In 1979, seemingly overnight—moving at a clip some thirty years faster than the rest of the world—Iran became the first revolutionary theocracy in modern times. Since then, the country has been largely a black box to the West, a sinister presence looming over the horizon. But inside Iran, a breathtaking drama has unfolded since then, as religious thinkers, political operatives, poets, journalists, and activists have imagined and reimagined what Iran should be. They have drawn as deeply on the traditions of the West as of the East and have acted upon their beliefs with urgency and passion, frequently staking their lives for them.
With more than a decade of experience reporting on, researching, and writing about Iran, Laura Secor narrates this unprecedented history as a story of individuals caught up in the slipstream of their time, seizing and wielding ideas powerful enough to shift its course as they wrestle with their country’s apparatus of violent repression as well as its rich and often tragic history. Essential reading at this moment when the fates of our countries have never been more entwined, Children of Paradise will stand as a classic of political reporting; an indelible portrait of a nation and its people striving for change.

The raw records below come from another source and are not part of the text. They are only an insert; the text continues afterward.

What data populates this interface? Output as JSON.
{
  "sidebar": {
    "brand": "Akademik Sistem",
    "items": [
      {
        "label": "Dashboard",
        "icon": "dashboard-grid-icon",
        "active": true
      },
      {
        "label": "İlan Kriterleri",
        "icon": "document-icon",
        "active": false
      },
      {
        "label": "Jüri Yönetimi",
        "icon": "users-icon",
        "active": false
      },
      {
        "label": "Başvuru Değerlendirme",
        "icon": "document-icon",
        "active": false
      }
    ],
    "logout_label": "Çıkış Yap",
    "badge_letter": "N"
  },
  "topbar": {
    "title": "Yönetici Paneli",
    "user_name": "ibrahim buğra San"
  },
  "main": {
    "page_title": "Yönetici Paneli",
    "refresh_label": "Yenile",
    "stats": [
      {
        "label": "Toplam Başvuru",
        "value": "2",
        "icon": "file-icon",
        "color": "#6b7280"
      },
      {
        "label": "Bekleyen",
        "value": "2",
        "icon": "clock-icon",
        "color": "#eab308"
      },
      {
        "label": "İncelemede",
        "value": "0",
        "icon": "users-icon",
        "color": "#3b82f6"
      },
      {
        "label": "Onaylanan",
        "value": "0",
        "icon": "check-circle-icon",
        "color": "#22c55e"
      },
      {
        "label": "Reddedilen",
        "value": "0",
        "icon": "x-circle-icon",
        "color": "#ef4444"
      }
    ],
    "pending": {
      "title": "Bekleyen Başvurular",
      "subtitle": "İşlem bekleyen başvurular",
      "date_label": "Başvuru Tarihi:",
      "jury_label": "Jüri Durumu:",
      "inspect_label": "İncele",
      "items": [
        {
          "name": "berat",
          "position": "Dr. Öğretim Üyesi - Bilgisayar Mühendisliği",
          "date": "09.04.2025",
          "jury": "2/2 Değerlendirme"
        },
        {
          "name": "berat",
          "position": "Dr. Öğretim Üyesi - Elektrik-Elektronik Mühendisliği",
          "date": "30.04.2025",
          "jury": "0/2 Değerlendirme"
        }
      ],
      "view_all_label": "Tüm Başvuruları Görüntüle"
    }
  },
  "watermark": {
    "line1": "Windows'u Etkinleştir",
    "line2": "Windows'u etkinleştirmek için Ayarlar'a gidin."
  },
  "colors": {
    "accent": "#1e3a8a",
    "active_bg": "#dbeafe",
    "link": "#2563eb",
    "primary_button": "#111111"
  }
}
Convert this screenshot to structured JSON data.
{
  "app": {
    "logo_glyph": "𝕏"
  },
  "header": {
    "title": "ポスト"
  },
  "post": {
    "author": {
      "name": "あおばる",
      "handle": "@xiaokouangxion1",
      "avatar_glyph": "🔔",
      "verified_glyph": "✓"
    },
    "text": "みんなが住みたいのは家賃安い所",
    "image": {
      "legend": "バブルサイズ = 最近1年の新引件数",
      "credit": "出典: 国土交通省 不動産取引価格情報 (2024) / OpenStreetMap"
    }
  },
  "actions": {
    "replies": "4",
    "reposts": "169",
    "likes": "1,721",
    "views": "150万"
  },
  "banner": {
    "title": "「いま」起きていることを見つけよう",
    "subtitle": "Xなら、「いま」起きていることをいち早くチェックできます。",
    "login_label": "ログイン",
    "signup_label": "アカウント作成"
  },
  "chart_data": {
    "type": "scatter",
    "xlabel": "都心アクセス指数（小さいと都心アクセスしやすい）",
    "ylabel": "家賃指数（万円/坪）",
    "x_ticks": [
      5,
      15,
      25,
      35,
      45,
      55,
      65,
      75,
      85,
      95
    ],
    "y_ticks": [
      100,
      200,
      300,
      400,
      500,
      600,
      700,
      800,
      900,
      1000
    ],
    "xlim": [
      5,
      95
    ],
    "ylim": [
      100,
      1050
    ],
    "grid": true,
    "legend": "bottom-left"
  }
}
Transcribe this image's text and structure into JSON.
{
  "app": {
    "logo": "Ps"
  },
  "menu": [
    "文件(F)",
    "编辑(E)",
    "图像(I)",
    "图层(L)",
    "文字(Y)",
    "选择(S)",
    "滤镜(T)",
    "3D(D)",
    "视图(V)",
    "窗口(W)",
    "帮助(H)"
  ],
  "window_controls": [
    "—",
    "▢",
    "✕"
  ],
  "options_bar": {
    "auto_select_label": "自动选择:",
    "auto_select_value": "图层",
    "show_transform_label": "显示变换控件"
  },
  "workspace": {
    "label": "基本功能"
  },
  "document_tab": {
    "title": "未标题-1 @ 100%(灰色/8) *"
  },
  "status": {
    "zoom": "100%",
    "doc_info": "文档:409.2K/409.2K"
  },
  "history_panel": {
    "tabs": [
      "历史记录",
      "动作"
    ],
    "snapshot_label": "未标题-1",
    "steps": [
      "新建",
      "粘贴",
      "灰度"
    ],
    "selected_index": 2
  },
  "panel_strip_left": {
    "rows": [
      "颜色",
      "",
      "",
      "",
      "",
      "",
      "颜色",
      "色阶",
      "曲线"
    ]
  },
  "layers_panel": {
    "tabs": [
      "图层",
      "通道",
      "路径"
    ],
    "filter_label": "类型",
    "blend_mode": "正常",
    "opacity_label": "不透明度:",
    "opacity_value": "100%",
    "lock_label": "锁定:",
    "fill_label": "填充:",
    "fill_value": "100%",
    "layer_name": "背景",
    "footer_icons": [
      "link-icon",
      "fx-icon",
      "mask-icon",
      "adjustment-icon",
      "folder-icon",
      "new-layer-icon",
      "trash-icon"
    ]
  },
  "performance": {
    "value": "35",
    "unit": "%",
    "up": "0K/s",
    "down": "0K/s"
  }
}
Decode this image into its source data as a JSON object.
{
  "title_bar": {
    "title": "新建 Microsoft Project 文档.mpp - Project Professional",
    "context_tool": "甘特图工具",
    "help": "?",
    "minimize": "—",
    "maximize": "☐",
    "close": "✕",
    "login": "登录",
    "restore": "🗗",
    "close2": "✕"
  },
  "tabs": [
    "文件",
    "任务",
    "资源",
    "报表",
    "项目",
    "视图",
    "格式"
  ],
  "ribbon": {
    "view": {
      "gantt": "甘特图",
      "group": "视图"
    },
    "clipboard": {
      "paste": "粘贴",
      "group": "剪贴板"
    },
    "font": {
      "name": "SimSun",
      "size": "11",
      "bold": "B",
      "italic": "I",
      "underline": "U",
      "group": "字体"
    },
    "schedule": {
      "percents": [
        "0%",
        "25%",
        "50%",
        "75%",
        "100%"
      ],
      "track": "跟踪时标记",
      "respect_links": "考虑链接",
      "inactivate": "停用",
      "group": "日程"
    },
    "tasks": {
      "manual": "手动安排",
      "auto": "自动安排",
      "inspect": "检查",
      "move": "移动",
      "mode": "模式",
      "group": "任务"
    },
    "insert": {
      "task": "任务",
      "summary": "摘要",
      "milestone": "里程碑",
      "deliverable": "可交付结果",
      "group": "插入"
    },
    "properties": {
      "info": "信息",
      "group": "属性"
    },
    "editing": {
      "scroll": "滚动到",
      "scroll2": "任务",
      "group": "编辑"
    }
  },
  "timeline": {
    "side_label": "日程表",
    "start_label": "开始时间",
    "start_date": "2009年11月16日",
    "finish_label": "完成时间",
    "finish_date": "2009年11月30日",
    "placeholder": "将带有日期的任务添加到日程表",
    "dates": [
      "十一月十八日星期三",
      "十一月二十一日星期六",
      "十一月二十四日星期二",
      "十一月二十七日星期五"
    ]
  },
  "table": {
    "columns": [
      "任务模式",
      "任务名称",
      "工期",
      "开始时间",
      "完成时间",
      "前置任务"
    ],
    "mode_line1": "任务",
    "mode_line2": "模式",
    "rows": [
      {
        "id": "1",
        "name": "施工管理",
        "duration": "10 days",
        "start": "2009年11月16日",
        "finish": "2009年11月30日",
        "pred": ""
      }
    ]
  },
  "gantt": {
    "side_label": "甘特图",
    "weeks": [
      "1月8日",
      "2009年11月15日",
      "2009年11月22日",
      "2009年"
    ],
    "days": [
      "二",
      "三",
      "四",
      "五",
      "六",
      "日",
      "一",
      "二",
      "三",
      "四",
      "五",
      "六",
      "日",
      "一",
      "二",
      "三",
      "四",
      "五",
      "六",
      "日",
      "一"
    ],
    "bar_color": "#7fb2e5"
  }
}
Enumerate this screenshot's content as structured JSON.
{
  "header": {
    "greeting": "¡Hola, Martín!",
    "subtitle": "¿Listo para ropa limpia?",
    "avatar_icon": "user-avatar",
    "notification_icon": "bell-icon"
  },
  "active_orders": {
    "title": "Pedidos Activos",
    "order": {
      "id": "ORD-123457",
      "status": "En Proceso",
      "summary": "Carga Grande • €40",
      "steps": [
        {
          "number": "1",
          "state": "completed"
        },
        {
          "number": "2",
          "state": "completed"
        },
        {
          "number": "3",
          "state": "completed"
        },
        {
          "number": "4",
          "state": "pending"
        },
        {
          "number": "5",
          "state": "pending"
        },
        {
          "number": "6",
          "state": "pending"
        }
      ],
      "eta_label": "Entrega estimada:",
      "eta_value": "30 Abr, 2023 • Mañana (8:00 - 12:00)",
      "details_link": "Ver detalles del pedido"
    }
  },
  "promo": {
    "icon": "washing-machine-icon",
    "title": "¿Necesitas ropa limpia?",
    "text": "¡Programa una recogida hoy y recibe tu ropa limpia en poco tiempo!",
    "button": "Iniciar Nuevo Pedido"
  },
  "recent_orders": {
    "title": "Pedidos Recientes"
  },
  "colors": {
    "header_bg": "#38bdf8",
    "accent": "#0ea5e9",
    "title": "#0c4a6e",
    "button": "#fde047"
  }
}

Praise for Children of Paradise

“Revealing [and] often shocking… An insightful chronicle of bloody repression and brave defiance.” – Kirkus Reviews

"Anyone who wants to understand the forces shaping post-revolutionary Iran will be rewarded by this intimate and intellectually thrilling portrait. It’s a towering accomplishment."
– Lawrence Wright, author of The Looming Tower and Thirteen Days in September

"Transcending the political clichés that are often offered as new insights on Iran, this wonderful and timely book provides a glimpse into what Secor calls the "soul of the matter." For once the focus is not on the rulers but on those who, with anguish and determination, tried to bring about political change -- even as they themselves were transformed -- and their desire, above all, to restore and preserve their country's sense of dignity, and their own."
--Azar Nafisi, author of Reading Lolita in Tehran and The Republic of Imagination

"Anyone who ever thought of Iran as a monolith must read Children of Paradise, which takes the reader far behind its fearsome caricature. The children referred to in the title are the brilliant dreamers behind the transformative ideology that produced today’s Iran. This is a meticulously reported intellectual history, but much more. Secor doesn’t flinch from depicting the cruelty of the revolutionary republic, but throughout, it is the passion and promise of the people that shines through."
–Barbara Demick, author of the National Book Award finalist Nothing to Envy: Ordinary Lives in North Korea